Published: 7/12/2009

The EUFGIS (Establishment of a European Information System on Forest Genetic Resources) project, coordinated by Bioversity International and co-funded by the European Commission under the Council Regulation (No 870/2004) on genetic resources in agriculture has initiated the development of an information system for dynamic gene conservation units of forest trees in Europe.

The concept of dynamic gene conservation emphasizes maintenance of evolutionary processes within tree populations to safeguard their potential for continuous adaptation. In most cases this means managing tree populations at their natural sites, within the environment to which they are adapted to (in situ). In some cases, artificial but dynamically evolving tree populations outside their place of origin (ex situ) also contribute to dynamic gene conservation.

A total of 34 European countries have nominated a national focal point for the EUFGIS project. The national focal points are expected to compile national data sets on the dynamic gene conservation units, following data standards which will be developed as part of the project in collaboration with the EUFORGEN Networks.

On 23-24 October 2007, the focal points met representatives of the EUFORGEN Networks, invited speakers and the project partners at a workshop held in Birkerød, Denmark. The workshop discussed the present documentation efforts of the gene conservation units in Europe, identified future needs in this regard and made recommendations for the development of the EUFGIS information system.

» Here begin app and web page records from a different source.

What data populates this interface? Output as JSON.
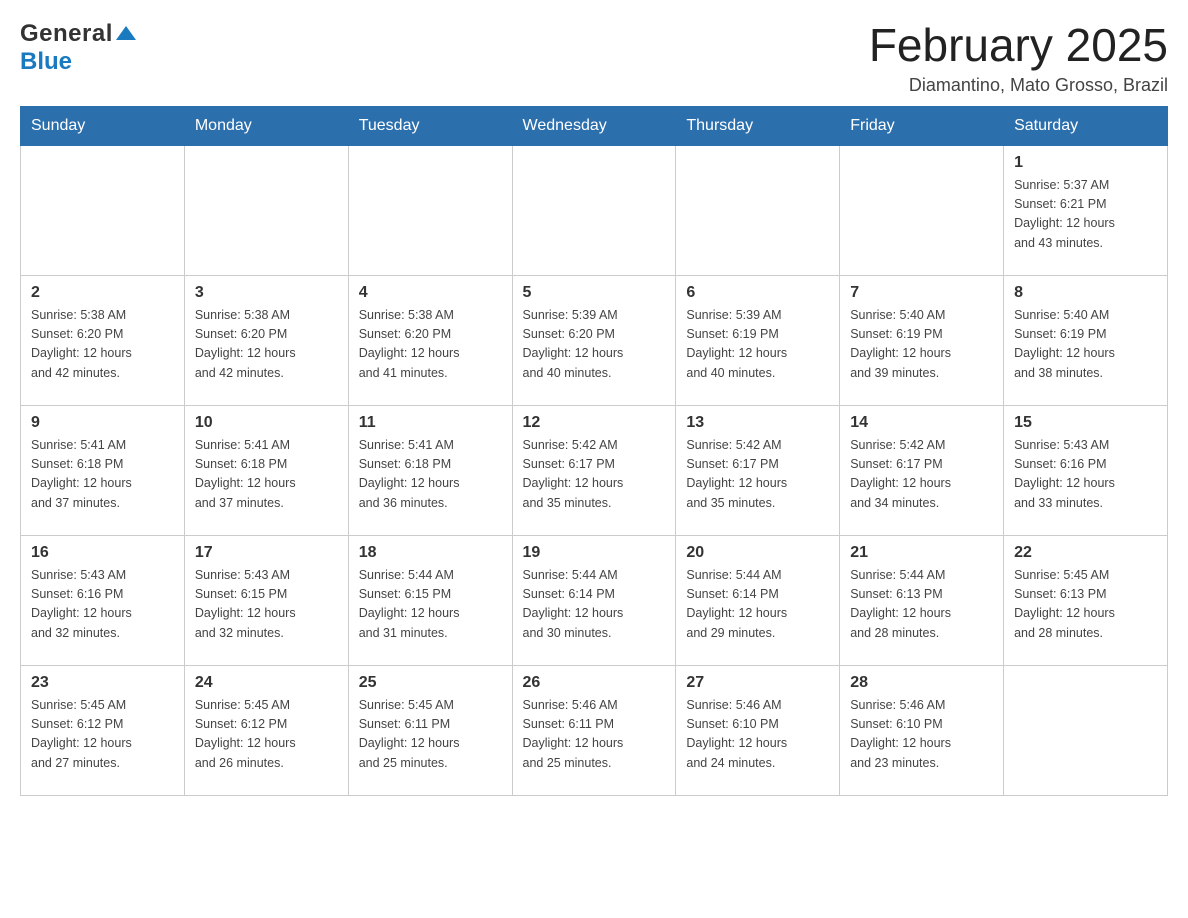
{
  "header": {
    "month_title": "February 2025",
    "location": "Diamantino, Mato Grosso, Brazil",
    "logo_general": "General",
    "logo_blue": "Blue"
  },
  "weekdays": [
    "Sunday",
    "Monday",
    "Tuesday",
    "Wednesday",
    "Thursday",
    "Friday",
    "Saturday"
  ],
  "weeks": [
    {
      "days": [
        {
          "number": "",
          "info": ""
        },
        {
          "number": "",
          "info": ""
        },
        {
          "number": "",
          "info": ""
        },
        {
          "number": "",
          "info": ""
        },
        {
          "number": "",
          "info": ""
        },
        {
          "number": "",
          "info": ""
        },
        {
          "number": "1",
          "info": "Sunrise: 5:37 AM\nSunset: 6:21 PM\nDaylight: 12 hours\nand 43 minutes."
        }
      ]
    },
    {
      "days": [
        {
          "number": "2",
          "info": "Sunrise: 5:38 AM\nSunset: 6:20 PM\nDaylight: 12 hours\nand 42 minutes."
        },
        {
          "number": "3",
          "info": "Sunrise: 5:38 AM\nSunset: 6:20 PM\nDaylight: 12 hours\nand 42 minutes."
        },
        {
          "number": "4",
          "info": "Sunrise: 5:38 AM\nSunset: 6:20 PM\nDaylight: 12 hours\nand 41 minutes."
        },
        {
          "number": "5",
          "info": "Sunrise: 5:39 AM\nSunset: 6:20 PM\nDaylight: 12 hours\nand 40 minutes."
        },
        {
          "number": "6",
          "info": "Sunrise: 5:39 AM\nSunset: 6:19 PM\nDaylight: 12 hours\nand 40 minutes."
        },
        {
          "number": "7",
          "info": "Sunrise: 5:40 AM\nSunset: 6:19 PM\nDaylight: 12 hours\nand 39 minutes."
        },
        {
          "number": "8",
          "info": "Sunrise: 5:40 AM\nSunset: 6:19 PM\nDaylight: 12 hours\nand 38 minutes."
        }
      ]
    },
    {
      "days": [
        {
          "number": "9",
          "info": "Sunrise: 5:41 AM\nSunset: 6:18 PM\nDaylight: 12 hours\nand 37 minutes."
        },
        {
          "number": "10",
          "info": "Sunrise: 5:41 AM\nSunset: 6:18 PM\nDaylight: 12 hours\nand 37 minutes."
        },
        {
          "number": "11",
          "info": "Sunrise: 5:41 AM\nSunset: 6:18 PM\nDaylight: 12 hours\nand 36 minutes."
        },
        {
          "number": "12",
          "info": "Sunrise: 5:42 AM\nSunset: 6:17 PM\nDaylight: 12 hours\nand 35 minutes."
        },
        {
          "number": "13",
          "info": "Sunrise: 5:42 AM\nSunset: 6:17 PM\nDaylight: 12 hours\nand 35 minutes."
        },
        {
          "number": "14",
          "info": "Sunrise: 5:42 AM\nSunset: 6:17 PM\nDaylight: 12 hours\nand 34 minutes."
        },
        {
          "number": "15",
          "info": "Sunrise: 5:43 AM\nSunset: 6:16 PM\nDaylight: 12 hours\nand 33 minutes."
        }
      ]
    },
    {
      "days": [
        {
          "number": "16",
          "info": "Sunrise: 5:43 AM\nSunset: 6:16 PM\nDaylight: 12 hours\nand 32 minutes."
        },
        {
          "number": "17",
          "info": "Sunrise: 5:43 AM\nSunset: 6:15 PM\nDaylight: 12 hours\nand 32 minutes."
        },
        {
          "number": "18",
          "info": "Sunrise: 5:44 AM\nSunset: 6:15 PM\nDaylight: 12 hours\nand 31 minutes."
        },
        {
          "number": "19",
          "info": "Sunrise: 5:44 AM\nSunset: 6:14 PM\nDaylight: 12 hours\nand 30 minutes."
        },
        {
          "number": "20",
          "info": "Sunrise: 5:44 AM\nSunset: 6:14 PM\nDaylight: 12 hours\nand 29 minutes."
        },
        {
          "number": "21",
          "info": "Sunrise: 5:44 AM\nSunset: 6:13 PM\nDaylight: 12 hours\nand 28 minutes."
        },
        {
          "number": "22",
          "info": "Sunrise: 5:45 AM\nSunset: 6:13 PM\nDaylight: 12 hours\nand 28 minutes."
        }
      ]
    },
    {
      "days": [
        {
          "number": "23",
          "info": "Sunrise: 5:45 AM\nSunset: 6:12 PM\nDaylight: 12 hours\nand 27 minutes."
        },
        {
          "number": "24",
          "info": "Sunrise: 5:45 AM\nSunset: 6:12 PM\nDaylight: 12 hours\nand 26 minutes."
        },
        {
          "number": "25",
          "info": "Sunrise: 5:45 AM\nSunset: 6:11 PM\nDaylight: 12 hours\nand 25 minutes."
        },
        {
          "number": "26",
          "info": "Sunrise: 5:46 AM\nSunset: 6:11 PM\nDaylight: 12 hours\nand 25 minutes."
        },
        {
          "number": "27",
          "info": "Sunrise: 5:46 AM\nSunset: 6:10 PM\nDaylight: 12 hours\nand 24 minutes."
        },
        {
          "number": "28",
          "info": "Sunrise: 5:46 AM\nSunset: 6:10 PM\nDaylight: 12 hours\nand 23 minutes."
        },
        {
          "number": "",
          "info": ""
        }
      ]
    }
  ]
}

Prior to the workshop, a survey was carried out among the national focal points to obtain detailed information on the gene conservation of forest trees and related documentation efforts at national level. The survey revealed that a typical size of the gene conservation units is 1-10 hectares while some units can reach hundreds of hectares in countries with large forest areas. The gene conservation units are often located within protected forest areas but the survey confirmed that many countries also use seed production stands for gene conservation purposes. Furthermore, forest areas managed for multiple uses, following the principles of sustainable forest management, harbour a considerable amount of the gene conservation units in several European countries. The workshop participants then held intensive discussions on the various requirements for a dynamic gene conservation unit and welcomed the objective of EUFGIS to develop common minimum requirements and data standards for the units at pan-European level. About half of the participating countries have national databases on the gene conservation units, but only in two countries are the national databases publicly available online. Many national focal points in countries which do not yet have a national database expressed their interest in using the EUFGIS information system instead of developing their own databases.

The workshop outputs and recommendations were further discussed by an expert group on 25 October 2007. The expert group consists of representatives of the EUFORGEN Networks and other invited experts. This group’s task is to develop common minimum requirements and information standards for the gene conservation units, which will later be circulated to the EUFORGEN Networks, the national focal points and other relevant stakeholders for their comments in spring 2008. Further information on the EUFGIS project can be found at: www.eufgis.org